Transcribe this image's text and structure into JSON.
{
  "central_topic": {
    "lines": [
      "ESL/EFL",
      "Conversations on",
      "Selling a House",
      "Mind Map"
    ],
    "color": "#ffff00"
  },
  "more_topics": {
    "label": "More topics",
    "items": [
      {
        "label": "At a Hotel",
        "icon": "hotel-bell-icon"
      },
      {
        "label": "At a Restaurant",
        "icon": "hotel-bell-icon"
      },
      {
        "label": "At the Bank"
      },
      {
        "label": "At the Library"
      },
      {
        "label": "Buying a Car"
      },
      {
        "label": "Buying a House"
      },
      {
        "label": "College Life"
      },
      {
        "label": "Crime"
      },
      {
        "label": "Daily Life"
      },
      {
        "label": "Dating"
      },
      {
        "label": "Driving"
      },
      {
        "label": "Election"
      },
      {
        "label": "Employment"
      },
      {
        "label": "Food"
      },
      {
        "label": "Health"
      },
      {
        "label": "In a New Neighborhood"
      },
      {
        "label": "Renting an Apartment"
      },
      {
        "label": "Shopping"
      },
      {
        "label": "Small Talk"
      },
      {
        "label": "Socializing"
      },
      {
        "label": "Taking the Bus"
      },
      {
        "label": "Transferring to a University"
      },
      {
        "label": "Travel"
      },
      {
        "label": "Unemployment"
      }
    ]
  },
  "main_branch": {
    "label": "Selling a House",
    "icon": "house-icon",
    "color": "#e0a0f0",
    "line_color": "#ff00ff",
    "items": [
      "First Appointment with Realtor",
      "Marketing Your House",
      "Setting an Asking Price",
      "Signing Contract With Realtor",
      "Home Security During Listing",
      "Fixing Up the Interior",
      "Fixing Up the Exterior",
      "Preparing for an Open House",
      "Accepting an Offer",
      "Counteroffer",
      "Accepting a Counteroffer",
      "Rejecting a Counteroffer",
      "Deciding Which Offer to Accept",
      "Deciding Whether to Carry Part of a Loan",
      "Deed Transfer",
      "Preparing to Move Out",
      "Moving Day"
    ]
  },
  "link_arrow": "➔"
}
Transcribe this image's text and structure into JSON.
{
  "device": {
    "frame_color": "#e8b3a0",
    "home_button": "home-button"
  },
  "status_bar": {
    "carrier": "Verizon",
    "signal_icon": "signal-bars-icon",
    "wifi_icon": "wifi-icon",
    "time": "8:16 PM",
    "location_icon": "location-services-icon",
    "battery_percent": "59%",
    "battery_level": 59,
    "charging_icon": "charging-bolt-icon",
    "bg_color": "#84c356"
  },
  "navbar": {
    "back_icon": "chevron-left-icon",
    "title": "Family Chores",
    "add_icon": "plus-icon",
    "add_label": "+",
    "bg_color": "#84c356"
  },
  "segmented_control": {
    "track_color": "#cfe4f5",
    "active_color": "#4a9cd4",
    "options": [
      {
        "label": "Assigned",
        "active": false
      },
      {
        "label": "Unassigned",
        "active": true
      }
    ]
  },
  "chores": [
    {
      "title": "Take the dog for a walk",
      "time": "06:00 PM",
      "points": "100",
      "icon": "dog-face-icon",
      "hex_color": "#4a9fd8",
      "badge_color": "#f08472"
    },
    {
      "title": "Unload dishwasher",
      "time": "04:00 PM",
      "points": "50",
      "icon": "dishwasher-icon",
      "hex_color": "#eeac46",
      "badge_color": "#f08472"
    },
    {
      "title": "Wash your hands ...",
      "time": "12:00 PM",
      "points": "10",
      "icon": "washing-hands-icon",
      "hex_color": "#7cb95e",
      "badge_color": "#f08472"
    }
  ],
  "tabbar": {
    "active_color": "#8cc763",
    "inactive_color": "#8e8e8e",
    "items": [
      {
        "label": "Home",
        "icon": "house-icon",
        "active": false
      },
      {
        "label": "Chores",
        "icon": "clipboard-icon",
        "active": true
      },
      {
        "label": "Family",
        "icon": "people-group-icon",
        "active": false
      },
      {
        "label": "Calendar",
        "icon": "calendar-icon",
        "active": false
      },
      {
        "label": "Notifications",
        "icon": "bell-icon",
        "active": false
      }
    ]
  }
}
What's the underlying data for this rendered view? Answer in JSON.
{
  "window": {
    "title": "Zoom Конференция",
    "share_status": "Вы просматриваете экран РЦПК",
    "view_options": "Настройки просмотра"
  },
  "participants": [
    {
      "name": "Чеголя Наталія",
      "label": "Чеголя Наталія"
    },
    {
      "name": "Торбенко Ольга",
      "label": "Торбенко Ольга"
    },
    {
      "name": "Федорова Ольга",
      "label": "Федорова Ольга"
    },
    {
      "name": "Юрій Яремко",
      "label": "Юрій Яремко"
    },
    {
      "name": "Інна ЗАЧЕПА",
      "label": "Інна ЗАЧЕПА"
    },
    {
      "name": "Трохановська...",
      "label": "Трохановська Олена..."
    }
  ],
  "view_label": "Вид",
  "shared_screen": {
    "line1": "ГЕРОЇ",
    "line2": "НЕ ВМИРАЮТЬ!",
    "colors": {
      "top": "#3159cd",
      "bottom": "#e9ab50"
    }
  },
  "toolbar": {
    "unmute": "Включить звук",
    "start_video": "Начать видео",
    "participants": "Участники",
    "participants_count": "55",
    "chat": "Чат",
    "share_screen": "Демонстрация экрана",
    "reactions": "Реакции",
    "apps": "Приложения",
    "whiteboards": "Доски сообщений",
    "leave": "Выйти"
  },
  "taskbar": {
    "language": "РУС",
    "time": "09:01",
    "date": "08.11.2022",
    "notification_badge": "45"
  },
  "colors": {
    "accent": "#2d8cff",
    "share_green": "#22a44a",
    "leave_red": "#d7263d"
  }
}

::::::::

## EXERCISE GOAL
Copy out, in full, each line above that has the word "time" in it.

## ANSWER SECTION
    "time": "8:16 PM",
      "time": "06:00 PM",
      "time": "04:00 PM",
      "time": "12:00 PM",
    "time": "09:01",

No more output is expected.